Top of Given information

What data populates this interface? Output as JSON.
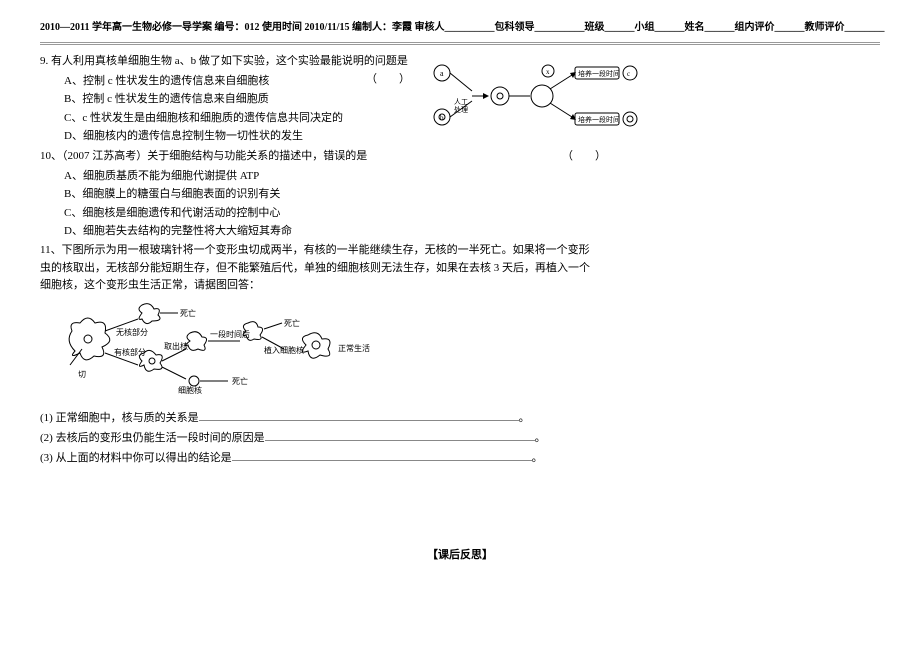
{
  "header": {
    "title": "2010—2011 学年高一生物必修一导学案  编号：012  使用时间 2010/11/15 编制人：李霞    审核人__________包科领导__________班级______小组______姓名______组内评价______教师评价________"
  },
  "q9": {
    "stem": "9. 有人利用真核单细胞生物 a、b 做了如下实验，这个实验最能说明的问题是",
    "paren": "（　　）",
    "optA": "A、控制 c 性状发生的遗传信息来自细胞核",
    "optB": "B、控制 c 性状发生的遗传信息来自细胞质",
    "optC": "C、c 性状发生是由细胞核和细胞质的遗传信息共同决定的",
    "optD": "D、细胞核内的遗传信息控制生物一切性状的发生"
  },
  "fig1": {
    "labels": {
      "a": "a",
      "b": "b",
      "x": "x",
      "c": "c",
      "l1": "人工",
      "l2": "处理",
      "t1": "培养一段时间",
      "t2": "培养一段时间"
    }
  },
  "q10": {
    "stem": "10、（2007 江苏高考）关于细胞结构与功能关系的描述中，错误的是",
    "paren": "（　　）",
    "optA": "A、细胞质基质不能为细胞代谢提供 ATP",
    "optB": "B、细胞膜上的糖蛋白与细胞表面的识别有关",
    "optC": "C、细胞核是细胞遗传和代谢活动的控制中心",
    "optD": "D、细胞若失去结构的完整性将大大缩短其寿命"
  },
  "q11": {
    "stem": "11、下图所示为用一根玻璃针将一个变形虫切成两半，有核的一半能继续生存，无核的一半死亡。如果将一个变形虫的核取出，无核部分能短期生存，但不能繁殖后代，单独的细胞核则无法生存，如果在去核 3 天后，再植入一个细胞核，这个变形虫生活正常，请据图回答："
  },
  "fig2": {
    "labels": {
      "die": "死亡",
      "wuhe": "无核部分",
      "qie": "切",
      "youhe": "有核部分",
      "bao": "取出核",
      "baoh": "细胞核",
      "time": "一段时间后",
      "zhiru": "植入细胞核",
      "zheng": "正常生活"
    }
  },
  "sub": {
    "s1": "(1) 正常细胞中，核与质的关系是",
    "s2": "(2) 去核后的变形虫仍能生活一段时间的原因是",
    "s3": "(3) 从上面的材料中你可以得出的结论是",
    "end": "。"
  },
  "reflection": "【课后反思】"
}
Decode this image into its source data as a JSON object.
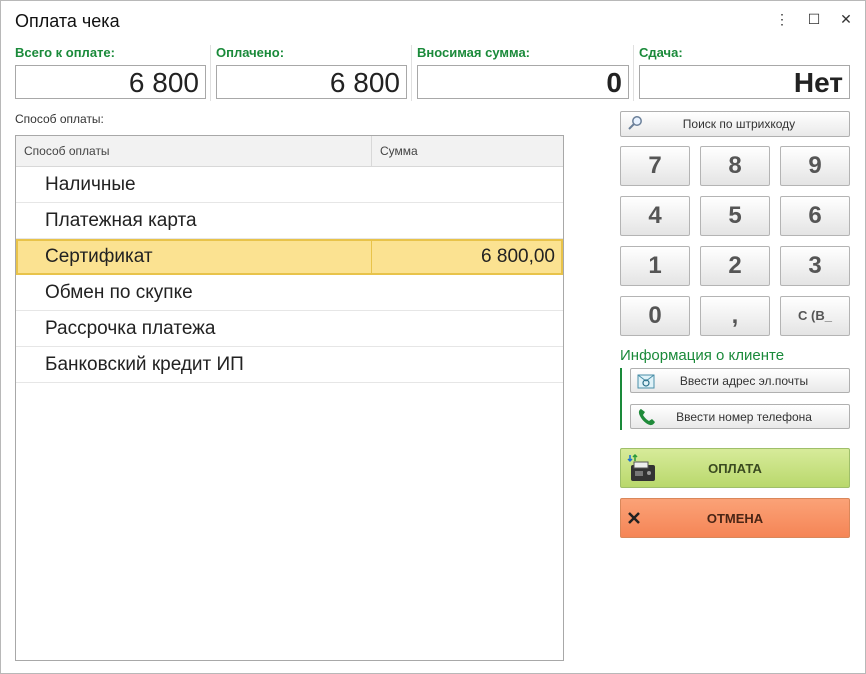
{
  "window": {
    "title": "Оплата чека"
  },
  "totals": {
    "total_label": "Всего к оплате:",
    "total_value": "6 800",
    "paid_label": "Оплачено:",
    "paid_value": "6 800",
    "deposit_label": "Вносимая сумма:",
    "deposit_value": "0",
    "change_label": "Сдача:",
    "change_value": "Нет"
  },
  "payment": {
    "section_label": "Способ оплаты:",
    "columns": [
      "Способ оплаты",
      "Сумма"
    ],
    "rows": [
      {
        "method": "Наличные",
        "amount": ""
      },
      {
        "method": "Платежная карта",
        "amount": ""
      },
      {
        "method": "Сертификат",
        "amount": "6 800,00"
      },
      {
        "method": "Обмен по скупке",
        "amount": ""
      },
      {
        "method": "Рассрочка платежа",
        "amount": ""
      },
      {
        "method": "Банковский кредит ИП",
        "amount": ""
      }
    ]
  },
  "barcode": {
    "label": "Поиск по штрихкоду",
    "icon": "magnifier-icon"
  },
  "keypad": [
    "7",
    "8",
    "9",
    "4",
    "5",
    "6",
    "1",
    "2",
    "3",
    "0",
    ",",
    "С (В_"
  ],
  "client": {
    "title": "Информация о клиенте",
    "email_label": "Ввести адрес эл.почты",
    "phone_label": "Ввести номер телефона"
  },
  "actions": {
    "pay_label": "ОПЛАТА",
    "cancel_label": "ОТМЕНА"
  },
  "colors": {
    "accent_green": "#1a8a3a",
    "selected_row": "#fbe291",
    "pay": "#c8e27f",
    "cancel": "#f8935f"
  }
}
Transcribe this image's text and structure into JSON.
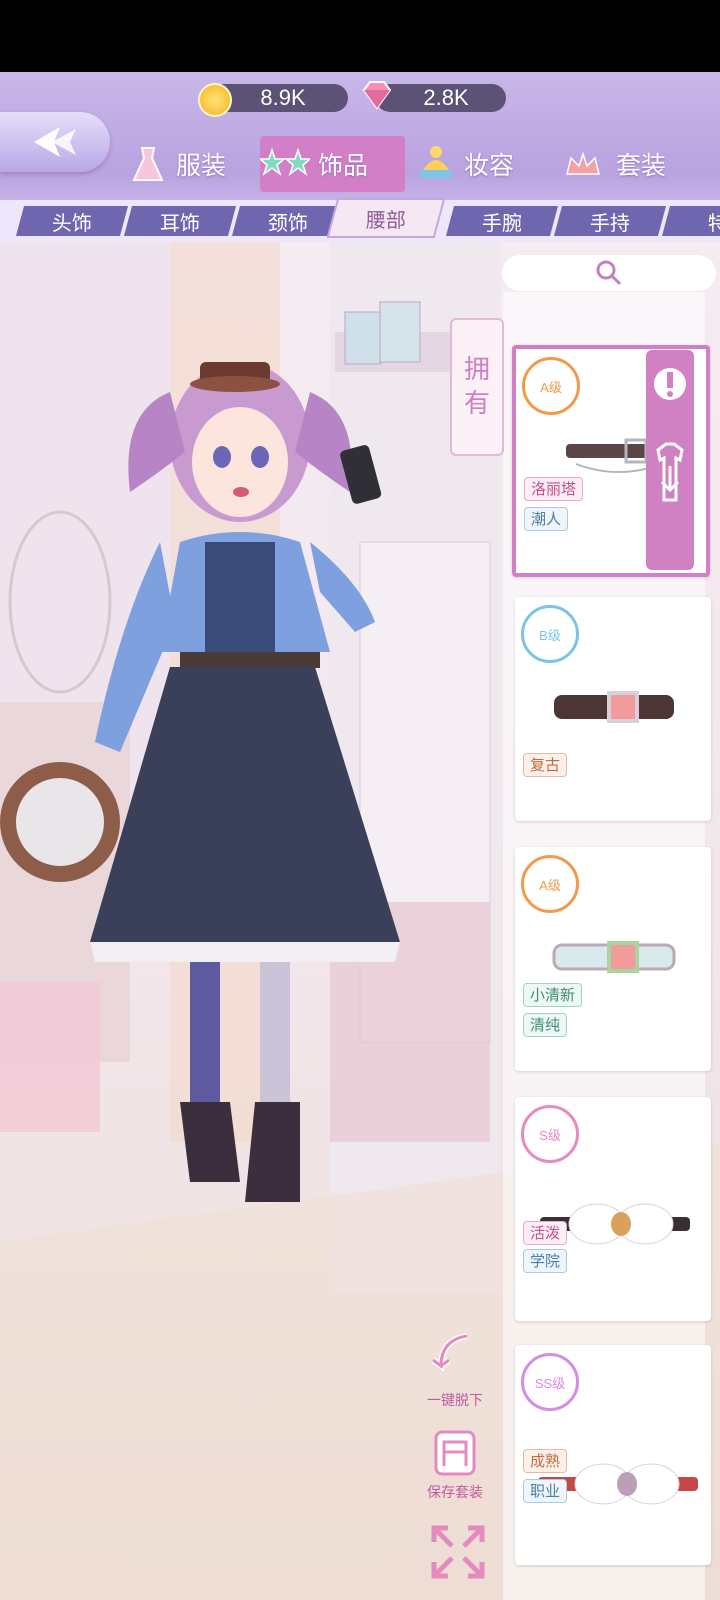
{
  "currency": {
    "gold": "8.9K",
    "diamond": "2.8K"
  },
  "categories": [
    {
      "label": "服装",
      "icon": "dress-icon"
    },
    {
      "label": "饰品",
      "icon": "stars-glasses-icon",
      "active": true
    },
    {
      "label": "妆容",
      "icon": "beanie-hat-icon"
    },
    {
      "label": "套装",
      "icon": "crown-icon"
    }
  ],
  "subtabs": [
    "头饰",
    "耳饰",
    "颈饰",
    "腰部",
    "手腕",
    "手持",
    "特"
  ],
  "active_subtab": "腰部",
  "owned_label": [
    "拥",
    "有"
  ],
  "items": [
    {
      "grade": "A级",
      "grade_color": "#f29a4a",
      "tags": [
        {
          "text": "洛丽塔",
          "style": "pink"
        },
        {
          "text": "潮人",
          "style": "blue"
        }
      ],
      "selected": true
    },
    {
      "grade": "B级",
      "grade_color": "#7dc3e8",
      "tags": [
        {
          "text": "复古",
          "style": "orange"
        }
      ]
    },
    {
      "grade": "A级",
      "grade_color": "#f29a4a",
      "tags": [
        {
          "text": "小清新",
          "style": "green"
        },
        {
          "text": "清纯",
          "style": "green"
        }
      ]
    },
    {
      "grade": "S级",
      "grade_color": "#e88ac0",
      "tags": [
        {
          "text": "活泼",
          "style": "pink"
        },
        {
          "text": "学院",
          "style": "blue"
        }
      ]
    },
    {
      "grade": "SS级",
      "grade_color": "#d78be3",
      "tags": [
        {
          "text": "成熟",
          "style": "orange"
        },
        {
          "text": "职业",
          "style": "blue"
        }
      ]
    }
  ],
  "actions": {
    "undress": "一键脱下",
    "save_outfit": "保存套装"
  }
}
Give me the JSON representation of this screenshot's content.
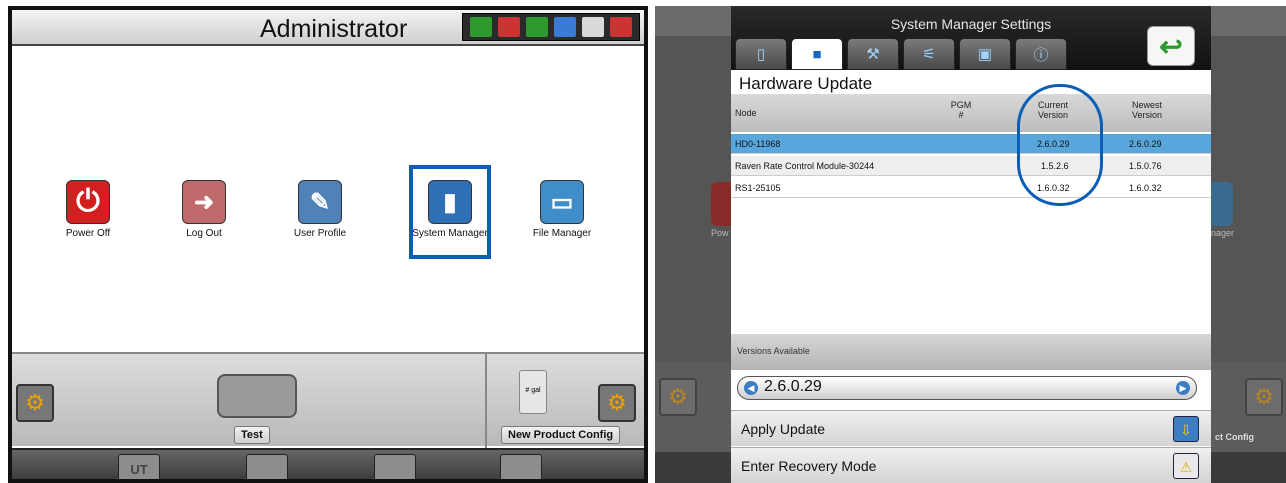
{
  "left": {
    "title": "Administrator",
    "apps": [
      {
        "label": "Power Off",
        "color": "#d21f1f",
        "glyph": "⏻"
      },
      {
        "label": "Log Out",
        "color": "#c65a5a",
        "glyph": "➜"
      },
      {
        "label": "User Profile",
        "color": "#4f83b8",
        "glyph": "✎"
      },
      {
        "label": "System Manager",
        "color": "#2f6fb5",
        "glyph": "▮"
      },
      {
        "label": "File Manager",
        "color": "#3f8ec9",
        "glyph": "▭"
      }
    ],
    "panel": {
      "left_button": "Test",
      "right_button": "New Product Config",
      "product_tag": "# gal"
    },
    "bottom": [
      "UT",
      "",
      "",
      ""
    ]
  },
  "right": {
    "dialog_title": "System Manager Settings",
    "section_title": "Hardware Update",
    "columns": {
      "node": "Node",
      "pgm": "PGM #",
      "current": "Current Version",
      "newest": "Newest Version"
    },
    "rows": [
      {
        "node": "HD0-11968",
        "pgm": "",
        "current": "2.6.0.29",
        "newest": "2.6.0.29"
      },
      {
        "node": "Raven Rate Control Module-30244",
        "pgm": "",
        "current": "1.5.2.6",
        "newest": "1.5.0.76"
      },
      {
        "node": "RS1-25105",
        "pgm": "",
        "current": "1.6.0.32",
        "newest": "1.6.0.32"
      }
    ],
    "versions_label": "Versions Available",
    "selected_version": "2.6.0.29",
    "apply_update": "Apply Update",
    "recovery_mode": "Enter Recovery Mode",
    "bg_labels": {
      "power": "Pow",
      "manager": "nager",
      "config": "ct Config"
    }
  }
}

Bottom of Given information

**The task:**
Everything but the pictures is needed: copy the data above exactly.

**Response to the exercise:**
What data populates this interface? Output as JSON.
{
  "header": {
    "title": "2010—2011 学年高一生物必修一导学案  编号：012  使用时间 2010/11/15 编制人：李霞    审核人__________包科领导__________班级______小组______姓名______组内评价______教师评价________"
  },
  "q9": {
    "stem": "9. 有人利用真核单细胞生物 a、b 做了如下实验，这个实验最能说明的问题是",
    "paren": "（　　）",
    "optA": "A、控制 c 性状发生的遗传信息来自细胞核",
    "optB": "B、控制 c 性状发生的遗传信息来自细胞质",
    "optC": "C、c 性状发生是由细胞核和细胞质的遗传信息共同决定的",
    "optD": "D、细胞核内的遗传信息控制生物一切性状的发生"
  },
  "fig1": {
    "labels": {
      "a": "a",
      "b": "b",
      "x": "x",
      "c": "c",
      "l1": "人工",
      "l2": "处理",
      "t1": "培养一段时间",
      "t2": "培养一段时间"
    }
  },
  "q10": {
    "stem": "10、（2007 江苏高考）关于细胞结构与功能关系的描述中，错误的是",
    "paren": "（　　）",
    "optA": "A、细胞质基质不能为细胞代谢提供 ATP",
    "optB": "B、细胞膜上的糖蛋白与细胞表面的识别有关",
    "optC": "C、细胞核是细胞遗传和代谢活动的控制中心",
    "optD": "D、细胞若失去结构的完整性将大大缩短其寿命"
  },
  "q11": {
    "stem": "11、下图所示为用一根玻璃针将一个变形虫切成两半，有核的一半能继续生存，无核的一半死亡。如果将一个变形虫的核取出，无核部分能短期生存，但不能繁殖后代，单独的细胞核则无法生存，如果在去核 3 天后，再植入一个细胞核，这个变形虫生活正常，请据图回答："
  },
  "fig2": {
    "labels": {
      "die": "死亡",
      "wuhe": "无核部分",
      "qie": "切",
      "youhe": "有核部分",
      "bao": "取出核",
      "baoh": "细胞核",
      "time": "一段时间后",
      "zhiru": "植入细胞核",
      "zheng": "正常生活"
    }
  },
  "sub": {
    "s1": "(1) 正常细胞中，核与质的关系是",
    "s2": "(2) 去核后的变形虫仍能生活一段时间的原因是",
    "s3": "(3) 从上面的材料中你可以得出的结论是",
    "end": "。"
  },
  "reflection": "【课后反思】"
}
Decode this image into its source data as a JSON object.
{
  "window": {
    "title": "Оплата чека"
  },
  "totals": {
    "total_label": "Всего к оплате:",
    "total_value": "6 800",
    "paid_label": "Оплачено:",
    "paid_value": "6 800",
    "deposit_label": "Вносимая сумма:",
    "deposit_value": "0",
    "change_label": "Сдача:",
    "change_value": "Нет"
  },
  "payment": {
    "section_label": "Способ оплаты:",
    "columns": [
      "Способ оплаты",
      "Сумма"
    ],
    "rows": [
      {
        "method": "Наличные",
        "amount": ""
      },
      {
        "method": "Платежная карта",
        "amount": ""
      },
      {
        "method": "Сертификат",
        "amount": "6 800,00"
      },
      {
        "method": "Обмен по скупке",
        "amount": ""
      },
      {
        "method": "Рассрочка платежа",
        "amount": ""
      },
      {
        "method": "Банковский кредит ИП",
        "amount": ""
      }
    ]
  },
  "barcode": {
    "label": "Поиск по штрихкоду",
    "icon": "magnifier-icon"
  },
  "keypad": [
    "7",
    "8",
    "9",
    "4",
    "5",
    "6",
    "1",
    "2",
    "3",
    "0",
    ",",
    "С (В_"
  ],
  "client": {
    "title": "Информация о клиенте",
    "email_label": "Ввести адрес эл.почты",
    "phone_label": "Ввести номер телефона"
  },
  "actions": {
    "pay_label": "ОПЛАТА",
    "cancel_label": "ОТМЕНА"
  },
  "colors": {
    "accent_green": "#1a8a3a",
    "selected_row": "#fbe291",
    "pay": "#c8e27f",
    "cancel": "#f8935f"
  }
}
Transcribe this image's text and structure into JSON.
{
  "currency": {
    "gold": "8.9K",
    "diamond": "2.8K"
  },
  "categories": [
    {
      "label": "服装",
      "icon": "dress-icon"
    },
    {
      "label": "饰品",
      "icon": "stars-glasses-icon",
      "active": true
    },
    {
      "label": "妆容",
      "icon": "beanie-hat-icon"
    },
    {
      "label": "套装",
      "icon": "crown-icon"
    }
  ],
  "subtabs": [
    "头饰",
    "耳饰",
    "颈饰",
    "腰部",
    "手腕",
    "手持",
    "特"
  ],
  "active_subtab": "腰部",
  "owned_label": [
    "拥",
    "有"
  ],
  "items": [
    {
      "grade": "A级",
      "grade_color": "#f29a4a",
      "tags": [
        {
          "text": "洛丽塔",
          "style": "pink"
        },
        {
          "text": "潮人",
          "style": "blue"
        }
      ],
      "selected": true
    },
    {
      "grade": "B级",
      "grade_color": "#7dc3e8",
      "tags": [
        {
          "text": "复古",
          "style": "orange"
        }
      ]
    },
    {
      "grade": "A级",
      "grade_color": "#f29a4a",
      "tags": [
        {
          "text": "小清新",
          "style": "green"
        },
        {
          "text": "清纯",
          "style": "green"
        }
      ]
    },
    {
      "grade": "S级",
      "grade_color": "#e88ac0",
      "tags": [
        {
          "text": "活泼",
          "style": "pink"
        },
        {
          "text": "学院",
          "style": "blue"
        }
      ]
    },
    {
      "grade": "SS级",
      "grade_color": "#d78be3",
      "tags": [
        {
          "text": "成熟",
          "style": "orange"
        },
        {
          "text": "职业",
          "style": "blue"
        }
      ]
    }
  ],
  "actions": {
    "undress": "一键脱下",
    "save_outfit": "保存套装"
  }
}
Give me the JSON representation of this screenshot's content.
{
  "left": {
    "title": "Administrator",
    "apps": [
      {
        "label": "Power Off",
        "color": "#d21f1f",
        "glyph": "⏻"
      },
      {
        "label": "Log Out",
        "color": "#c65a5a",
        "glyph": "➜"
      },
      {
        "label": "User Profile",
        "color": "#4f83b8",
        "glyph": "✎"
      },
      {
        "label": "System Manager",
        "color": "#2f6fb5",
        "glyph": "▮"
      },
      {
        "label": "File Manager",
        "color": "#3f8ec9",
        "glyph": "▭"
      }
    ],
    "panel": {
      "left_button": "Test",
      "right_button": "New Product Config",
      "product_tag": "# gal"
    },
    "bottom": [
      "UT",
      "",
      "",
      ""
    ]
  },
  "right": {
    "dialog_title": "System Manager Settings",
    "section_title": "Hardware Update",
    "columns": {
      "node": "Node",
      "pgm": "PGM #",
      "current": "Current Version",
      "newest": "Newest Version"
    },
    "rows": [
      {
        "node": "HD0-11968",
        "pgm": "",
        "current": "2.6.0.29",
        "newest": "2.6.0.29"
      },
      {
        "node": "Raven Rate Control Module-30244",
        "pgm": "",
        "current": "1.5.2.6",
        "newest": "1.5.0.76"
      },
      {
        "node": "RS1-25105",
        "pgm": "",
        "current": "1.6.0.32",
        "newest": "1.6.0.32"
      }
    ],
    "versions_label": "Versions Available",
    "selected_version": "2.6.0.29",
    "apply_update": "Apply Update",
    "recovery_mode": "Enter Recovery Mode",
    "bg_labels": {
      "power": "Pow",
      "manager": "nager",
      "config": "ct Config"
    }
  }
}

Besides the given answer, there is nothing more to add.